TASK DATA below:

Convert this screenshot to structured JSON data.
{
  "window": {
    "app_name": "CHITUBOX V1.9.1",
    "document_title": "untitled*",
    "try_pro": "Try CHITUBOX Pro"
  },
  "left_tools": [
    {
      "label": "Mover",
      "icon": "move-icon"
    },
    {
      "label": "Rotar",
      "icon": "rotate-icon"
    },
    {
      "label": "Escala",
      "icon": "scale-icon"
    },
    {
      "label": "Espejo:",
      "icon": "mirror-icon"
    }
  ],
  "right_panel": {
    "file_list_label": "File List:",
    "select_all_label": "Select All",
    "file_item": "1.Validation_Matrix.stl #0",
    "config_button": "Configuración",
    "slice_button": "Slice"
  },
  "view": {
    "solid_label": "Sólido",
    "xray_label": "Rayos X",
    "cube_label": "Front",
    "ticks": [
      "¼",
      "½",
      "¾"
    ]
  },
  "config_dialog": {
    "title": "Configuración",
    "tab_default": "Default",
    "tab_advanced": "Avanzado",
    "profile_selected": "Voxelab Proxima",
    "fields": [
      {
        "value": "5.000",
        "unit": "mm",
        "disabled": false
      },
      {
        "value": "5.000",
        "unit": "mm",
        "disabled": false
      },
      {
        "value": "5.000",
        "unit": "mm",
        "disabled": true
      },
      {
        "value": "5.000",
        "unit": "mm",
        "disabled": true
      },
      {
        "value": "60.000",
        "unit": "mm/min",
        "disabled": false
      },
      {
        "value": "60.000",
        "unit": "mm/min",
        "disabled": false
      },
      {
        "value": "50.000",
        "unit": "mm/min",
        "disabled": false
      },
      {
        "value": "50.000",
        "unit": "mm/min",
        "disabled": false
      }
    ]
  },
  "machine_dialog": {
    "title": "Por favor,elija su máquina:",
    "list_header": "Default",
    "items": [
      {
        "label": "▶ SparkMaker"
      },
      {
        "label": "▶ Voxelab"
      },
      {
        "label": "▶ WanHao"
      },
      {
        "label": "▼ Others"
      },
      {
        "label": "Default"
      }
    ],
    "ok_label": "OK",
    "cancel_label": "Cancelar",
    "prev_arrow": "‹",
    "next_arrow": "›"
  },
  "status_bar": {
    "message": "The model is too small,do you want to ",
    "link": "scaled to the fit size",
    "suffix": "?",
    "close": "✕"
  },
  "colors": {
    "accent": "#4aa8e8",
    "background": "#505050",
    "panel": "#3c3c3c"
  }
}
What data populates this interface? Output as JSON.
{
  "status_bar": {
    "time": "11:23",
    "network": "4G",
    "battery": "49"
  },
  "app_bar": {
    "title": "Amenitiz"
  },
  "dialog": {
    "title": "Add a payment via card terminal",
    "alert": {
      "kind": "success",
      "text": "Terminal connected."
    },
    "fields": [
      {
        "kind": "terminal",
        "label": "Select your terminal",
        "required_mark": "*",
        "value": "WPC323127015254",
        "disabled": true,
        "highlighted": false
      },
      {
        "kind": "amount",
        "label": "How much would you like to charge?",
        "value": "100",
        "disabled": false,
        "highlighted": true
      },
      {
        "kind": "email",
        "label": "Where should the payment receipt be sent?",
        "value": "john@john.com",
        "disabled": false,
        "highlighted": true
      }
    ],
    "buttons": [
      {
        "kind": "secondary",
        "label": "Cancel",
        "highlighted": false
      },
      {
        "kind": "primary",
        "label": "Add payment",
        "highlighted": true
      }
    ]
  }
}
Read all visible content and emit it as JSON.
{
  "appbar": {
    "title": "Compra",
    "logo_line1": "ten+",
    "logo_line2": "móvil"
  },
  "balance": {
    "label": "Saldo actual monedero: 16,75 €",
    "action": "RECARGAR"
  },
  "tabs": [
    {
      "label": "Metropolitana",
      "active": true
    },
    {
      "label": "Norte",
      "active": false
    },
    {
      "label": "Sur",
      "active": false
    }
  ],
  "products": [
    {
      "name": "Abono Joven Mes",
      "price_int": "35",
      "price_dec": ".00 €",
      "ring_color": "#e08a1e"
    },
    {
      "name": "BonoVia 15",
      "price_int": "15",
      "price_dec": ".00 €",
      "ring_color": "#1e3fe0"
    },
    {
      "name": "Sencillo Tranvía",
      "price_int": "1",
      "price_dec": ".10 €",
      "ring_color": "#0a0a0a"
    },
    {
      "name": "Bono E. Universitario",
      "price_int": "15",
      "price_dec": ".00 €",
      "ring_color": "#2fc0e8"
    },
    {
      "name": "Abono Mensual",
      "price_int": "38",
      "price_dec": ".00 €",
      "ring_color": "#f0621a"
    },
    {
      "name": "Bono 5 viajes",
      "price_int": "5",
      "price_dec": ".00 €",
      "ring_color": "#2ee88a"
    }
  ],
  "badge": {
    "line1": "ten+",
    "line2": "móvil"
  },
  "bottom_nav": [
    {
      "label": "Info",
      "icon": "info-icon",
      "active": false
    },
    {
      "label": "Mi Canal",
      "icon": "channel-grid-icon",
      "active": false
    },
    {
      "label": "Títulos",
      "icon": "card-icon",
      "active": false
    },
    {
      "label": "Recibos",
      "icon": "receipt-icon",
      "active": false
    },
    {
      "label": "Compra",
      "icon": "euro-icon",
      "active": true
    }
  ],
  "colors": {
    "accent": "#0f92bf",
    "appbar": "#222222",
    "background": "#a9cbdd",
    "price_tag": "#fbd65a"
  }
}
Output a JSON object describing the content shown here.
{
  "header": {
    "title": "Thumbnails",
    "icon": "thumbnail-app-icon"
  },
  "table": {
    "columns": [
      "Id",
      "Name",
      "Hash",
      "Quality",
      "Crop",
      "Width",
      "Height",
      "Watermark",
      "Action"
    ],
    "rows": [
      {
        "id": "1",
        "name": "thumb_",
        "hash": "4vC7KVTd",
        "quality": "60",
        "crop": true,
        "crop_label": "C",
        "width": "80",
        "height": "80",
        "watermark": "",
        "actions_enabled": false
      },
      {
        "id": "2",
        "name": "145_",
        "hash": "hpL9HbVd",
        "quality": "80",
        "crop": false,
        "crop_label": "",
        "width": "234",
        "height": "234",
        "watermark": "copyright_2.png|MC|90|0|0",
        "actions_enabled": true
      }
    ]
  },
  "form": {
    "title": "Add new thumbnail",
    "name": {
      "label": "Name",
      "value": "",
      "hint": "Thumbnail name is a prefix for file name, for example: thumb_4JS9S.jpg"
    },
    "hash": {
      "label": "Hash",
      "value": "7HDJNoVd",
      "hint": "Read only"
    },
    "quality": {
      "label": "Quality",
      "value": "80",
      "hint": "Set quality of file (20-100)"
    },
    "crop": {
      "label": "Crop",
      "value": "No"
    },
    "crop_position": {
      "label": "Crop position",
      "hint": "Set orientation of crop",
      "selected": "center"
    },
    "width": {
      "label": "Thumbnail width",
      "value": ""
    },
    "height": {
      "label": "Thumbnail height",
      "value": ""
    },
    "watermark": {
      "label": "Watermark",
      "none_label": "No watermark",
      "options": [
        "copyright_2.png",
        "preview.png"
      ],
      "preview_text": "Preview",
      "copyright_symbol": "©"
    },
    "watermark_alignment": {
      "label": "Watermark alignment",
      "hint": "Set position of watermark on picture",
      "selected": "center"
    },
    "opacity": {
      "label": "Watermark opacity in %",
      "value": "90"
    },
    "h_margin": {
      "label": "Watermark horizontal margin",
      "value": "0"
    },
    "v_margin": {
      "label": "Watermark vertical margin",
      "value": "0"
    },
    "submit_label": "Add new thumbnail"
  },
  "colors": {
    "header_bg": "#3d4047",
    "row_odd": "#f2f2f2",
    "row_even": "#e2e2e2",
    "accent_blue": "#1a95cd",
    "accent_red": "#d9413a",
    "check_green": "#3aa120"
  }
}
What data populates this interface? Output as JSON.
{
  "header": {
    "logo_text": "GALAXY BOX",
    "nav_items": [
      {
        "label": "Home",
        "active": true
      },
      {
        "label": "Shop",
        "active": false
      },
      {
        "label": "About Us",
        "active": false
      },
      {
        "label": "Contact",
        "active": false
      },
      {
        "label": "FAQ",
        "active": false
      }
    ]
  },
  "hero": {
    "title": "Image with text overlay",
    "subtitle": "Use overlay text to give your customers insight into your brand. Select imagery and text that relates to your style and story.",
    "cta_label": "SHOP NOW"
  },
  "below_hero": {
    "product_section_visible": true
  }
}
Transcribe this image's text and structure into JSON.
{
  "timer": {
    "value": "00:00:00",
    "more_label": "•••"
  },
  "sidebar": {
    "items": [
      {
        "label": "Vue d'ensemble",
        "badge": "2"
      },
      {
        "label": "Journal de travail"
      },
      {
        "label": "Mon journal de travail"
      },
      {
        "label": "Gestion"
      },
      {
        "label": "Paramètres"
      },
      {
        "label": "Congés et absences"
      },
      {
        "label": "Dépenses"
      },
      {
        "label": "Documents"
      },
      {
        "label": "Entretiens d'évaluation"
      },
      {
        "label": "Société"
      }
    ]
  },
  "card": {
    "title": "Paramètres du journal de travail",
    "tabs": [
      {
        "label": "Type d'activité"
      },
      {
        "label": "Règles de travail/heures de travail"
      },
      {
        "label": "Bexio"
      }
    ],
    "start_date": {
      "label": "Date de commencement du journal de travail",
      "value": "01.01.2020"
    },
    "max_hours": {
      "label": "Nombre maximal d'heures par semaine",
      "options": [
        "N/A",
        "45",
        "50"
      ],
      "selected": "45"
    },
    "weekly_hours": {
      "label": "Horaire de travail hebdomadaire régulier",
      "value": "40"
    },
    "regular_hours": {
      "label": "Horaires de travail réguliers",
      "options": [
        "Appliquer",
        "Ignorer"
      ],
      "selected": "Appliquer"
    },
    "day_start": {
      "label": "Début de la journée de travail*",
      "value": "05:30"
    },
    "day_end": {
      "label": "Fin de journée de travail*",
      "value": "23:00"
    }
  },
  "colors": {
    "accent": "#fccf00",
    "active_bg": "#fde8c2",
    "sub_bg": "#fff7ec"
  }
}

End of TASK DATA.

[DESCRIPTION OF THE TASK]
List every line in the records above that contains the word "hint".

[WRITTEN RESPONSE]
      "hint": "Thumbnail name is a prefix for file name, for example: thumb_4JS9S.jpg"
      "hint": "Read only"
      "hint": "Set quality of file (20-100)"
      "hint": "Set orientation of crop",
      "hint": "Set position of watermark on picture",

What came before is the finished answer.